How do you steer a Hot Air Balloon?
One of the most asked questions when you tell someone you are a hot air balloon pilot is “How do you steer a hot air balloon?”
Fair enough it is actually a good quest. Most people think that there is no control over where you go and where you land. How wrong they are!
This was highlighted to me when my friend Matthew and I were on a lesson and we took off with an instructor at a local runway. I was in control for the first hour and we flew about twenty kilometres before the instructor asked me to land. Once on the ground we swapped pilots and Matthew took over. John (our instructor) asked Matthew where he would like to fly to, and Matthew said “lets go back to the airport”.
To be totally honest I was a bit surprised but that is exactly what we did; 45 minutes later Matthew landed back on the same runway I took off from earlier.

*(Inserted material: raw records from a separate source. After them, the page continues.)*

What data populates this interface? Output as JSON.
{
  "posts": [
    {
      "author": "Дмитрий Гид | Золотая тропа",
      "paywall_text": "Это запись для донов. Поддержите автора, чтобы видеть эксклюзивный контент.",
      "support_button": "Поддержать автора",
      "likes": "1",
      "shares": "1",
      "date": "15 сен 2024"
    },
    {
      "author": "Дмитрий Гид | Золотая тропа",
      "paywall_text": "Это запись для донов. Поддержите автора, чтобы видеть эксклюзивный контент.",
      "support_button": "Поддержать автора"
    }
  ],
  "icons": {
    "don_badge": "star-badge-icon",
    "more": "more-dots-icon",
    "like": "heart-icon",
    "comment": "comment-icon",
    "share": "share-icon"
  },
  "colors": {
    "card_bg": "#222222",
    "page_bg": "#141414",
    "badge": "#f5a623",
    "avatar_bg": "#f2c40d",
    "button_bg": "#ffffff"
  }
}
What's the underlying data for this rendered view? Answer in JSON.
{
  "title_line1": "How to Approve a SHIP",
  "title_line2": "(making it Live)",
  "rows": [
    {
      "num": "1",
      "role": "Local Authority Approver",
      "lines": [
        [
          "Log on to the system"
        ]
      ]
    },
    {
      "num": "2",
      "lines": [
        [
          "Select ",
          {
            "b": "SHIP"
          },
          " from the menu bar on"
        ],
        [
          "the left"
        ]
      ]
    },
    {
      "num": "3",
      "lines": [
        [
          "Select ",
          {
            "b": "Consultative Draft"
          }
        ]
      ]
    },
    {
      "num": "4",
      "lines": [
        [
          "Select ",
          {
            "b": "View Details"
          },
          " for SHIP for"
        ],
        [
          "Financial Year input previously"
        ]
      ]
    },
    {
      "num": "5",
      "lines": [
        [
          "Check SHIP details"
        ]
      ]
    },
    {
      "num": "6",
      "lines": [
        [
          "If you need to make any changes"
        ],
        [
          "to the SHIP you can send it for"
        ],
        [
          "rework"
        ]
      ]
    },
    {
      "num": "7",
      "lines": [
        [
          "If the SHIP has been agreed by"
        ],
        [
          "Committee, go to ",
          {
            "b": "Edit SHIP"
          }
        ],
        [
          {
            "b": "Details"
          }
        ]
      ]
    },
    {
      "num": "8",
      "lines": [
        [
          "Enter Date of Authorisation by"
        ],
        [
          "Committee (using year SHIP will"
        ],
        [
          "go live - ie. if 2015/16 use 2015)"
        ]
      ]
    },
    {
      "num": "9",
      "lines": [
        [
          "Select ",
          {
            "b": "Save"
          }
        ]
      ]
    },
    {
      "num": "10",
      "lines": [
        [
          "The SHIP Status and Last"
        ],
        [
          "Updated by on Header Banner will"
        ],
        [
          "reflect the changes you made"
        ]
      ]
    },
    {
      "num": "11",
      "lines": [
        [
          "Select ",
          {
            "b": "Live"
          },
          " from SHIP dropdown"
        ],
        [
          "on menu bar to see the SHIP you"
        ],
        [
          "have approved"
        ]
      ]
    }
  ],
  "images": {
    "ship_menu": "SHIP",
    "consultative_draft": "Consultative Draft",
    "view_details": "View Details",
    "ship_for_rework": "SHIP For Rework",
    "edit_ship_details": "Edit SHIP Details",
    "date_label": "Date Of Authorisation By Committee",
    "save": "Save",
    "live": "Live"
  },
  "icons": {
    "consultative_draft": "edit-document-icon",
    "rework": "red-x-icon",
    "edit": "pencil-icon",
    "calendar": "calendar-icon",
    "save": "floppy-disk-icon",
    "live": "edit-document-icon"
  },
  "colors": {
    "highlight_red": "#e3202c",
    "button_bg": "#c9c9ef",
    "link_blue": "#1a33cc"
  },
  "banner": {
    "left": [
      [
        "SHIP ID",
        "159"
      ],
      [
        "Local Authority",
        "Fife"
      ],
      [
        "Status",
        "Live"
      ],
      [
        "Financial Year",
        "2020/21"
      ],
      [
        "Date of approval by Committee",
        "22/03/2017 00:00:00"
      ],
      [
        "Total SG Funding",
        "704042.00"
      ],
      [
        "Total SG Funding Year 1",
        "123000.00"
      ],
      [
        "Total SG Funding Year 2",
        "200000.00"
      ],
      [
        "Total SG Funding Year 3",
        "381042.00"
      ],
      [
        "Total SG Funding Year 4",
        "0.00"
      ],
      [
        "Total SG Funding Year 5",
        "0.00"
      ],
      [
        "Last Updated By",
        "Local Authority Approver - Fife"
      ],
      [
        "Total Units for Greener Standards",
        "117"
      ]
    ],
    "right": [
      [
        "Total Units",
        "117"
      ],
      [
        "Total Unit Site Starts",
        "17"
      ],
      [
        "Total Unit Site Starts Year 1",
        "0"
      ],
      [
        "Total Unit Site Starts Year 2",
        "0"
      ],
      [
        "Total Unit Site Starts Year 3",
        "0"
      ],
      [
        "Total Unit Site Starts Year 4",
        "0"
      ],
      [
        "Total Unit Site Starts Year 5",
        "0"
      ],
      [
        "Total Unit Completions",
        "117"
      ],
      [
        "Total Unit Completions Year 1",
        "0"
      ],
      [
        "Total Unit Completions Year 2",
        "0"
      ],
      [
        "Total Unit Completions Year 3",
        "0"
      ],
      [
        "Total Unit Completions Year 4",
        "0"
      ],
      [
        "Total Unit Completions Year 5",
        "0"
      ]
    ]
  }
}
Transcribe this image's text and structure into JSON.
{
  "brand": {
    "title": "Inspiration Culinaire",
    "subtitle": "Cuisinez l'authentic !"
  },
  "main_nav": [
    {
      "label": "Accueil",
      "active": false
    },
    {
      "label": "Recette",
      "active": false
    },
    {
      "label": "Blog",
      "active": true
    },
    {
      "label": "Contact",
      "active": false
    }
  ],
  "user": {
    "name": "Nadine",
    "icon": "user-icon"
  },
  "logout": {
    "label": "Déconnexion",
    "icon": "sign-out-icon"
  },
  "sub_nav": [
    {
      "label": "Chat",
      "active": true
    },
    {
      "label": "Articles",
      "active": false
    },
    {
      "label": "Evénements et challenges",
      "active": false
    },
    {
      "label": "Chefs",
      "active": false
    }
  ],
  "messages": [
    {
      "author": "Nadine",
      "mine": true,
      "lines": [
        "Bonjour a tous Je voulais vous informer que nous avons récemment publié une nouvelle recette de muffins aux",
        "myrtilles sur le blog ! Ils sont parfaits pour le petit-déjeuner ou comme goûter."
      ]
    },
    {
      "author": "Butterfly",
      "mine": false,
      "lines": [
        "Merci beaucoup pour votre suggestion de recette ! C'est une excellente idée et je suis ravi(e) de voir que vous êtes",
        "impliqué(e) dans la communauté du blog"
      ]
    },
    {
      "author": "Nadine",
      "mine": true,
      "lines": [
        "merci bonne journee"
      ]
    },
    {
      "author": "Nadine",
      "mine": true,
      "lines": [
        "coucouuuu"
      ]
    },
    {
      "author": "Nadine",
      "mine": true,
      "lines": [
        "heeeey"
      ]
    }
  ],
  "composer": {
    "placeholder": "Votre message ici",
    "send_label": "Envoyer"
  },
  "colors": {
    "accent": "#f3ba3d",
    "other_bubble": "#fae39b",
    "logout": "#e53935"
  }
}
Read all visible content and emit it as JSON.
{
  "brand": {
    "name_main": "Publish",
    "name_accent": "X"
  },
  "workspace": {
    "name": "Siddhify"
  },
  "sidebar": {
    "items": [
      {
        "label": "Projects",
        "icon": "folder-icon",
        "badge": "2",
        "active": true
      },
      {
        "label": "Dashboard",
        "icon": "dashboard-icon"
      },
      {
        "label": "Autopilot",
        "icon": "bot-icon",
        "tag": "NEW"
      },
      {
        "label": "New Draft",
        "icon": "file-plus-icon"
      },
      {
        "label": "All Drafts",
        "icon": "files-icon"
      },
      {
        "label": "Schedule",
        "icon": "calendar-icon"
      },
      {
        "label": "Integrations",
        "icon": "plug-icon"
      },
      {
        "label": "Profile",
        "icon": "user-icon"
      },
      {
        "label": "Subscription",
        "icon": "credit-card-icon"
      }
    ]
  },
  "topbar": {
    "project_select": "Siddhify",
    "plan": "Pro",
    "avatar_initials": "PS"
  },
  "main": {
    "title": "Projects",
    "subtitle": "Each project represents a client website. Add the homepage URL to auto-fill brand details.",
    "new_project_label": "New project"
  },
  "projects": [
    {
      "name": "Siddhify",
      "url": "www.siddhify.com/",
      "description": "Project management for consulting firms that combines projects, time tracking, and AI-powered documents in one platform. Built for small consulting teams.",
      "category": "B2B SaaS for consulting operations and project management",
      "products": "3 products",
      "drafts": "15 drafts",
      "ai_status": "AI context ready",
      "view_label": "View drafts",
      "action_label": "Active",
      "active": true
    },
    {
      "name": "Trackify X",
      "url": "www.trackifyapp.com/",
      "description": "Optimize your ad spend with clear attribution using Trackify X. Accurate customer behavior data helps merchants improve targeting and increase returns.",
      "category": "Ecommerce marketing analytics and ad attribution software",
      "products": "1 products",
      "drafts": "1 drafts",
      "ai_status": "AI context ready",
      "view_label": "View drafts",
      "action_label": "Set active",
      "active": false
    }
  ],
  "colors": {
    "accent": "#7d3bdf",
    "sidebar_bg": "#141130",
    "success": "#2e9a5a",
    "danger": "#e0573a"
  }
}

This is how he did it:
Hot Air Balloon Meteorology
Each morning before a flight we do our Met Work ie. we get all the local Meteorology (weather) conditions that will effect a flight. We know basic things like temperature, air pressure, chance of rain and cloud cover but most importantly we find out about wind direction and wind speed.
So, as you would expect, the balloon will go the same direction the wind is heading, and at the same speed. But the bonus is that at different heights the wind travels in different directions and speeds.
Say for example, on one hypothetical great ballooning morning the ground wind is a nice 3 knots in a southerly direction (180 degree wind direction) from 0 feet to 500 feet but at 501 feet and above the wind direction is westerly and 6 knots.
Note: When we talk about wind directions we talk about where they come from, so a southerly comes from the south and heads to the north.
In the above scenario a balloon pilot can use the southerly wind, as they take off, to head towards the north and then at any time they want rise above 500 feet to head towards the east using the higher westerly wind. That is a big area you can steer in.
In Matthew’s case the ground wind was in the complete different direction than the wind above 1,000 feet. That was how Matthew was able to land at the same spot we took off from and how a Balloon Pilot can steer a balloon – by changing their height to use different wind directions.
Check out our list of Balloonist’s Essential Equipment here.